ASSIGNMENT -> In the data below, locate each line with the word "this" and list it.
------------------------------------------------------------
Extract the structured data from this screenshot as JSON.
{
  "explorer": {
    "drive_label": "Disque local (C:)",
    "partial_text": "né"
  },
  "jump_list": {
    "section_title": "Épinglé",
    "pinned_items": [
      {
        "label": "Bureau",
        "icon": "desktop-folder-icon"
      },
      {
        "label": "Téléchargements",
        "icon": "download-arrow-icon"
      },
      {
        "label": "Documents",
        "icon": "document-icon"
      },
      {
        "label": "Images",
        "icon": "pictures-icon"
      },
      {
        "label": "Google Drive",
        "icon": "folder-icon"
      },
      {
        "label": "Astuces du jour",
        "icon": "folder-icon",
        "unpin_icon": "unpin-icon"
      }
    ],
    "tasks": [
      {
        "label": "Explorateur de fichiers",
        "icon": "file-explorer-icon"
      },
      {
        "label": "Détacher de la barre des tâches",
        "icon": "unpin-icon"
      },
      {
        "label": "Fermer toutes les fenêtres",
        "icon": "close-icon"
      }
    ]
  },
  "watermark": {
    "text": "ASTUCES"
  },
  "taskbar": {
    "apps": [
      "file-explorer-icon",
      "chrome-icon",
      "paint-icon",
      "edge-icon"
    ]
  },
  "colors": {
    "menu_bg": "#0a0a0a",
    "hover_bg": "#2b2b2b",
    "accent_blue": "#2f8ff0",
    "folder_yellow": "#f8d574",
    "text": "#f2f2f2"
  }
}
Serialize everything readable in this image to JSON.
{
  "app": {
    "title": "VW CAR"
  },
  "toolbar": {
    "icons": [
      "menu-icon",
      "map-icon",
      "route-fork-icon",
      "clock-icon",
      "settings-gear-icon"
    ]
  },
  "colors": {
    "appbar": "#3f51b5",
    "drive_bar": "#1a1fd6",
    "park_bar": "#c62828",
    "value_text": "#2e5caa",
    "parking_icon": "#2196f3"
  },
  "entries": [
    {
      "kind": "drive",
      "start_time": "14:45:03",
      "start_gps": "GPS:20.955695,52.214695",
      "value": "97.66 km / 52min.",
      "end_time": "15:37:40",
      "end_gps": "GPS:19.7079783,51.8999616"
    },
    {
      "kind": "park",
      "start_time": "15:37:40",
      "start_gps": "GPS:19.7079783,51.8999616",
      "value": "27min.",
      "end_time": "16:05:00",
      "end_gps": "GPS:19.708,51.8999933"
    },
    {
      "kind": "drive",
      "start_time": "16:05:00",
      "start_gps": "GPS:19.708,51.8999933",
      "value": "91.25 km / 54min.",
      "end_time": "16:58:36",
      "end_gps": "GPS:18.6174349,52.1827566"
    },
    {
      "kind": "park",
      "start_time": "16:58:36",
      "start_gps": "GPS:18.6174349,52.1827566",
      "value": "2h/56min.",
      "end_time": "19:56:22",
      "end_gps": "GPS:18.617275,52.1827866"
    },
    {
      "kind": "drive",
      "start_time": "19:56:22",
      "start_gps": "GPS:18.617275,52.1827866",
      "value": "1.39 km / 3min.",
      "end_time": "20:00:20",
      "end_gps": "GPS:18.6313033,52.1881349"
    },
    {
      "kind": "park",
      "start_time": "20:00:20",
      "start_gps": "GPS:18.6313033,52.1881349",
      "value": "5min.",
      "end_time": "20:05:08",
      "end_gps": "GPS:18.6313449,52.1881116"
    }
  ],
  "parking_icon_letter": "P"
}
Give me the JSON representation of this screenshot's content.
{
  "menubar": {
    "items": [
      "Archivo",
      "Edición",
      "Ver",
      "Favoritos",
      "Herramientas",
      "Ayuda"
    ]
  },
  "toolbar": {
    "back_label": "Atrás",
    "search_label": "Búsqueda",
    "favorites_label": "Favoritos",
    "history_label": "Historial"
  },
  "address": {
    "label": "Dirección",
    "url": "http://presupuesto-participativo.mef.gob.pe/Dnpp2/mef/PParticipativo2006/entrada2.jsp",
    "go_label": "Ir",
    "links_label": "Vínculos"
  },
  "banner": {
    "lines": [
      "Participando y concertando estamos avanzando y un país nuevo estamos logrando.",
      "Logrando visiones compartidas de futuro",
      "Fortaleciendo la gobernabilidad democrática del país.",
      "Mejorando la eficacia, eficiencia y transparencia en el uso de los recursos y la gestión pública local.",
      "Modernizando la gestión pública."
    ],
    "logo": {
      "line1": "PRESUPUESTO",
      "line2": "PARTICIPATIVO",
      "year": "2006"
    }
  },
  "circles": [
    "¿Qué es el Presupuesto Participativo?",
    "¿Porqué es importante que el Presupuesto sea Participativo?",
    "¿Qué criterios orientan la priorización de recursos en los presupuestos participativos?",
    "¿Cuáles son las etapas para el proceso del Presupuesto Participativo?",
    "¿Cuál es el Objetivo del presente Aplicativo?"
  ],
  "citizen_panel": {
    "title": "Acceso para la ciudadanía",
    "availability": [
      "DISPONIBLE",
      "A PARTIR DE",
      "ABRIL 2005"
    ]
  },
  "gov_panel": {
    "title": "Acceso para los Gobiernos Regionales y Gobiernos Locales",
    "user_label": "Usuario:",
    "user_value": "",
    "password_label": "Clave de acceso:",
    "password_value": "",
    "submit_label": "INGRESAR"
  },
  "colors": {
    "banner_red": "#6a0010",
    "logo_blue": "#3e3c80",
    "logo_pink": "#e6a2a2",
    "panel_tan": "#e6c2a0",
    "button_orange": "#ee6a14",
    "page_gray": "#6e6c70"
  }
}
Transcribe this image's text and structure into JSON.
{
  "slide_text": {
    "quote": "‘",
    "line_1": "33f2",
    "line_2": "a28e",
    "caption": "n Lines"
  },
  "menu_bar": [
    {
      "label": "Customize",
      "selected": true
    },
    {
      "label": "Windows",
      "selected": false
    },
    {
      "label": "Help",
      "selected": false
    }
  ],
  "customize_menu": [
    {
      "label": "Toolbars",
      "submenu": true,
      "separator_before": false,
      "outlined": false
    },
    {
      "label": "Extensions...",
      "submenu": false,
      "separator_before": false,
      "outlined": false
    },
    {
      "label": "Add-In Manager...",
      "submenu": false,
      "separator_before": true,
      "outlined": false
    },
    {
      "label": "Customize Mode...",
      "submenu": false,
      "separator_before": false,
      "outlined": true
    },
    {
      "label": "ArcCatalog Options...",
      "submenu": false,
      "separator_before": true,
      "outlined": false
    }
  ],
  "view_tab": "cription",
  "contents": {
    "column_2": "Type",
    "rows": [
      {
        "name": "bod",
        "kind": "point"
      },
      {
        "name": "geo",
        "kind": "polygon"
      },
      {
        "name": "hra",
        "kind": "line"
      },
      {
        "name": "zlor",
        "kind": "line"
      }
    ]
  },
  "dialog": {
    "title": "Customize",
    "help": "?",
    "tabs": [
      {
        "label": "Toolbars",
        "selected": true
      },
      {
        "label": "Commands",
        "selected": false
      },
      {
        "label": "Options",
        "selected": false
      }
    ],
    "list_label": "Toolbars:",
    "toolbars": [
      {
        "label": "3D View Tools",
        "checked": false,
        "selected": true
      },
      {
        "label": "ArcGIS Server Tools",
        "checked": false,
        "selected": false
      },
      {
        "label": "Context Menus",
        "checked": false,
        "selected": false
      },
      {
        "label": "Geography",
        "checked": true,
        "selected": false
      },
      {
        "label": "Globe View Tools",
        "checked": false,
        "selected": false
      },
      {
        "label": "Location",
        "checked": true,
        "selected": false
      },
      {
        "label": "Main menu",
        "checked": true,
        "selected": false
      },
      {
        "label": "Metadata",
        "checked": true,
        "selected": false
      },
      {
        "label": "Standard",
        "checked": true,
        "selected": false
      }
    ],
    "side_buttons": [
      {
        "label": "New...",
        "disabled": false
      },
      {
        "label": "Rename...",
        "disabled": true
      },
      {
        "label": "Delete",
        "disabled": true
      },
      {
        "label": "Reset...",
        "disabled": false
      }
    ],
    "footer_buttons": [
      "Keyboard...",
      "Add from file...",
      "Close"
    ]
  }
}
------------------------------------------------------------
FINISHED EXERCISE ->
Extract the structured data from this screenshot as JSON.
Serialize everything readable in this image to JSON.
Give me the JSON representation of this screenshot's content.
Transcribe this image's text and structure into JSON.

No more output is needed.